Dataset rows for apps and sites
________________________________________

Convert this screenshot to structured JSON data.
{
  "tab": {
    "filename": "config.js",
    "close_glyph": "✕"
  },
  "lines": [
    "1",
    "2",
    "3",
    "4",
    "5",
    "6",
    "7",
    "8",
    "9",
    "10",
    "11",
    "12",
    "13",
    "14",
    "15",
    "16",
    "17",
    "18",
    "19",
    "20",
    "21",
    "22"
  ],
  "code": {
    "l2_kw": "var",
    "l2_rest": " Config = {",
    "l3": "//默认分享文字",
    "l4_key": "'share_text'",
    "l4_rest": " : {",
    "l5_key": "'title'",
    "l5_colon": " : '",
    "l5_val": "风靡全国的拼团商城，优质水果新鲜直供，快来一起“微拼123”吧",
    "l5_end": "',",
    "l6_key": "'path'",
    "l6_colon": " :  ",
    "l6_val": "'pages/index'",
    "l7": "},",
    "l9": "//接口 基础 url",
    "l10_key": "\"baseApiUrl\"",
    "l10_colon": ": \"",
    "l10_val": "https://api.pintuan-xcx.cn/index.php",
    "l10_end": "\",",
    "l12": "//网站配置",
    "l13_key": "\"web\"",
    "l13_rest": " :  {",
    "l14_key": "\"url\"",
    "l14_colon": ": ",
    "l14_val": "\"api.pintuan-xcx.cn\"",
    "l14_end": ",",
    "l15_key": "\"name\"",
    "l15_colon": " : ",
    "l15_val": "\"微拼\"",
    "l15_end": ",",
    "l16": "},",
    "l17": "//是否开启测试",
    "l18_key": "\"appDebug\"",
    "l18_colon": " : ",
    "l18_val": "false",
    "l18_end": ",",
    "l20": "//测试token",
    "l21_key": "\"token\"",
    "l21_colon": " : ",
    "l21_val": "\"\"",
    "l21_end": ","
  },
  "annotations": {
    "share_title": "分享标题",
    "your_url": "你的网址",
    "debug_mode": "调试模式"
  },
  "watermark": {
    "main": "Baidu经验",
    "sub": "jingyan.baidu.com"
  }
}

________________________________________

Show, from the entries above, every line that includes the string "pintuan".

    "l10_val": "https://api.pintuan-xcx.cn/index.php",
    "l14_val": "\"api.pintuan-xcx.cn\"",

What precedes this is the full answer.